╔══
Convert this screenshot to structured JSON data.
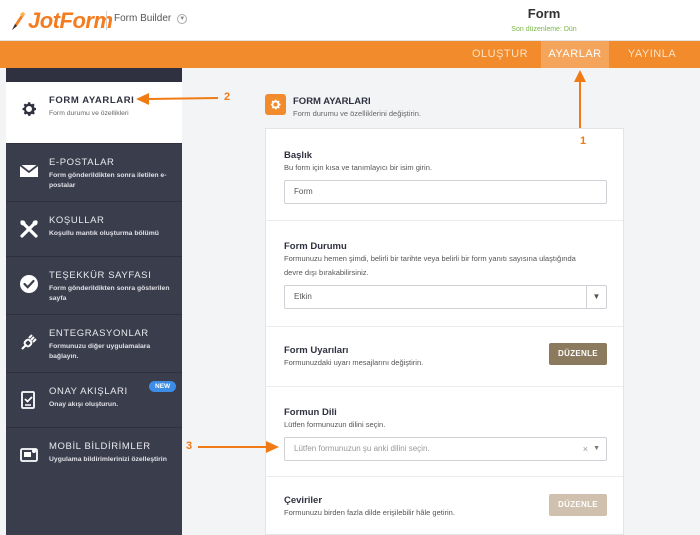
{
  "header": {
    "logo_text": "JotForm",
    "builder_label": "Form Builder",
    "form_title": "Form",
    "last_edited": "Son düzenleme: Dün"
  },
  "nav": {
    "items": [
      "OLUŞTUR",
      "AYARLAR",
      "YAYINLA"
    ],
    "active": "AYARLAR"
  },
  "sidebar": {
    "items": [
      {
        "title": "FORM AYARLARI",
        "desc": "Form durumu ve özellikleri",
        "icon": "gear-icon"
      },
      {
        "title": "E-POSTALAR",
        "desc": "Form gönderildikten sonra iletilen e-postalar",
        "icon": "envelope-icon"
      },
      {
        "title": "KOŞULLAR",
        "desc": "Koşullu mantık oluşturma bölümü",
        "icon": "tools-icon"
      },
      {
        "title": "TEŞEKKÜR SAYFASI",
        "desc": "Form gönderildikten sonra gösterilen sayfa",
        "icon": "check-circle-icon"
      },
      {
        "title": "ENTEGRASYONLAR",
        "desc": "Formunuzu diğer uygulamalara bağlayın.",
        "icon": "plug-icon"
      },
      {
        "title": "ONAY AKIŞLARI",
        "desc": "Onay akışı oluşturun.",
        "icon": "approval-icon",
        "badge": "NEW"
      },
      {
        "title": "MOBİL BİLDİRİMLER",
        "desc": "Uygulama bildirimlerinizi özelleştirin",
        "icon": "mobile-notification-icon"
      }
    ]
  },
  "main": {
    "title": "FORM AYARLARI",
    "desc": "Form durumu ve özelliklerini değiştirin.",
    "sections": {
      "baslik": {
        "title": "Başlık",
        "desc": "Bu form için kısa ve tanımlayıcı bir isim girin.",
        "value": "Form"
      },
      "durum": {
        "title": "Form Durumu",
        "desc": "Formunuzu hemen şimdi, belirli bir tarihte veya belirli bir form yanıtı sayısına ulaştığında devre dışı bırakabilirsiniz.",
        "value": "Etkin"
      },
      "uyarilar": {
        "title": "Form Uyarıları",
        "desc": "Formunuzdaki uyarı mesajlarını değiştirin.",
        "button": "DÜZENLE"
      },
      "dil": {
        "title": "Formun Dili",
        "desc": "Lütfen formunuzun dilini seçin.",
        "placeholder": "Lütfen formunuzun şu anki dilini seçin."
      },
      "ceviriler": {
        "title": "Çeviriler",
        "desc": "Formunuzu birden fazla dilde erişilebilir hâle getirin.",
        "button": "DÜZENLE"
      }
    }
  },
  "annotations": {
    "one": "1",
    "two": "2",
    "three": "3"
  },
  "colors": {
    "accent": "#f28b2c",
    "sidebar": "#3a3d4c",
    "button": "#8c7a5f",
    "annotation": "#f07b14"
  }
}
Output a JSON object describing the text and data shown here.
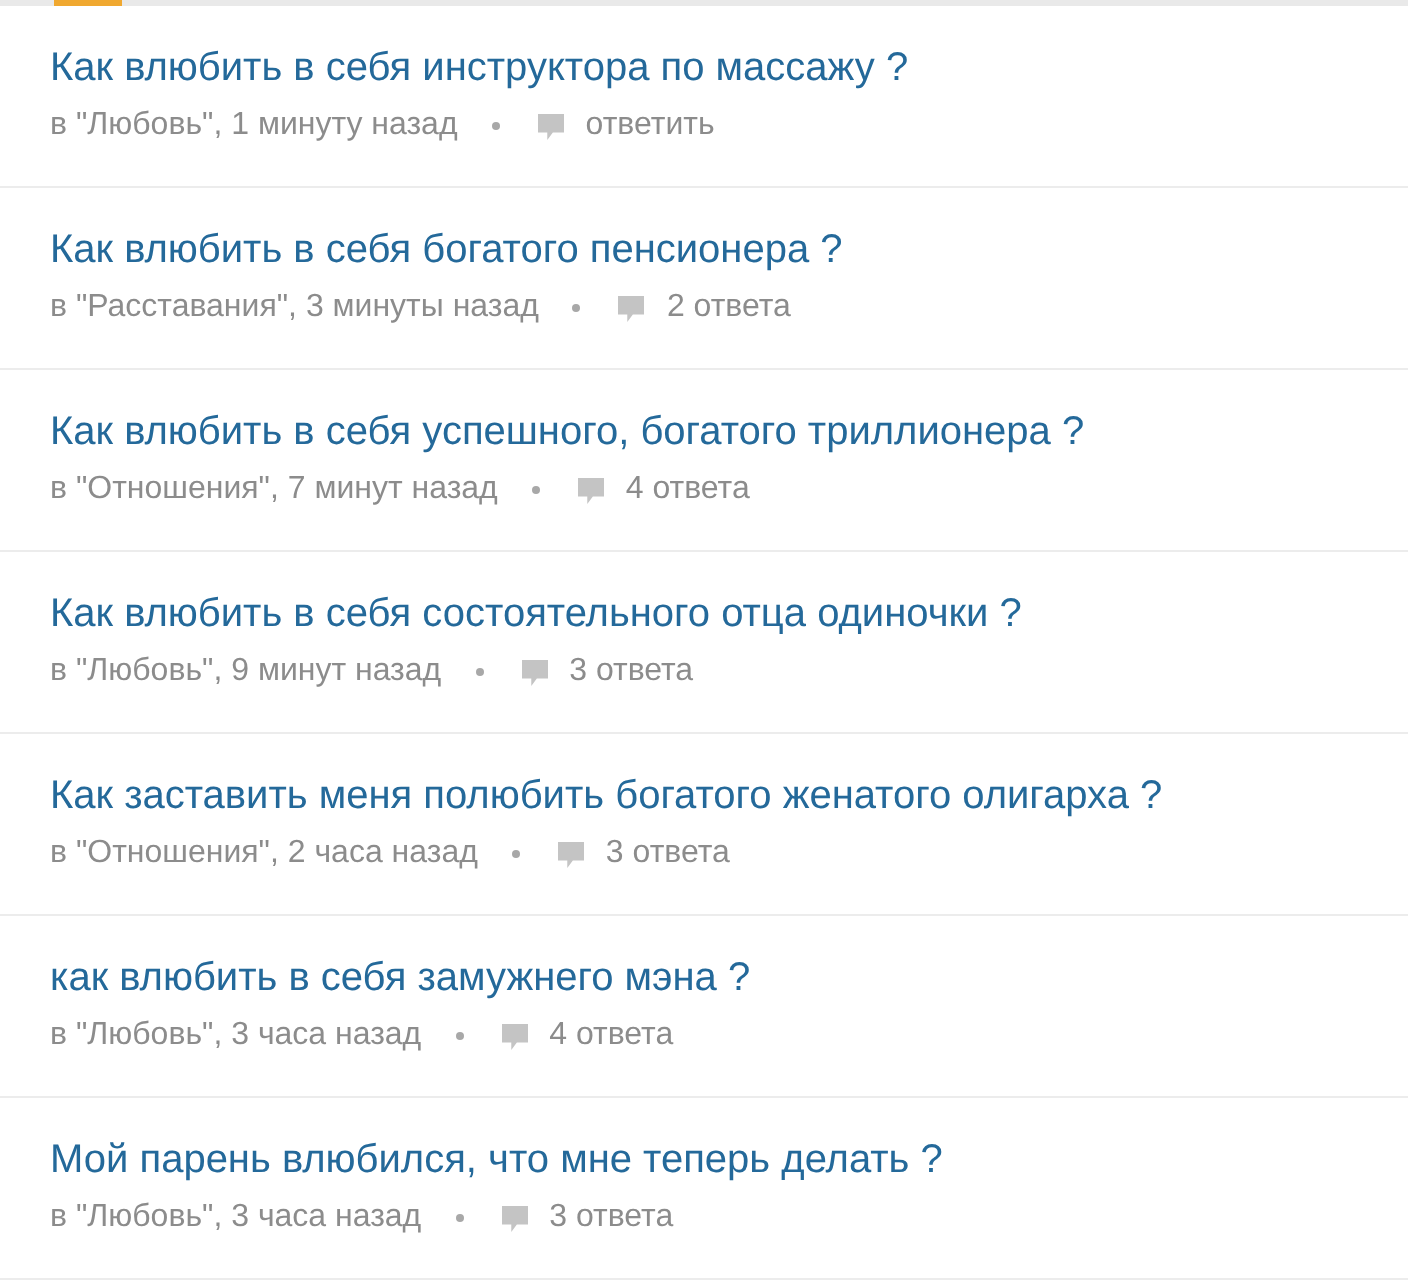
{
  "questions": [
    {
      "title": "Как влюбить в себя инструктора по массажу ?",
      "meta": "в \"Любовь\", 1 минуту назад",
      "answers": "ответить"
    },
    {
      "title": "Как влюбить в себя богатого пенсионера ?",
      "meta": "в \"Расставания\", 3 минуты назад",
      "answers": "2 ответа"
    },
    {
      "title": "Как влюбить в себя успешного, богатого триллионера ?",
      "meta": "в \"Отношения\", 7 минут назад",
      "answers": "4 ответа"
    },
    {
      "title": "Как влюбить в себя состоятельного отца одиночки ?",
      "meta": "в \"Любовь\", 9 минут назад",
      "answers": "3 ответа"
    },
    {
      "title": "Как заставить меня полюбить богатого женатого олигарха ?",
      "meta": "в \"Отношения\", 2 часа назад",
      "answers": "3 ответа"
    },
    {
      "title": "как влюбить в себя замужнего мэна ?",
      "meta": "в \"Любовь\", 3 часа назад",
      "answers": "4 ответа"
    },
    {
      "title": "Мой парень влюбился, что мне теперь делать ?",
      "meta": "в \"Любовь\", 3 часа назад",
      "answers": "3 ответа"
    }
  ]
}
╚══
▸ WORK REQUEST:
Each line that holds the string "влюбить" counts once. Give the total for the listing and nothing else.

▸ SOLUTION TO THIS PROBLEM:
5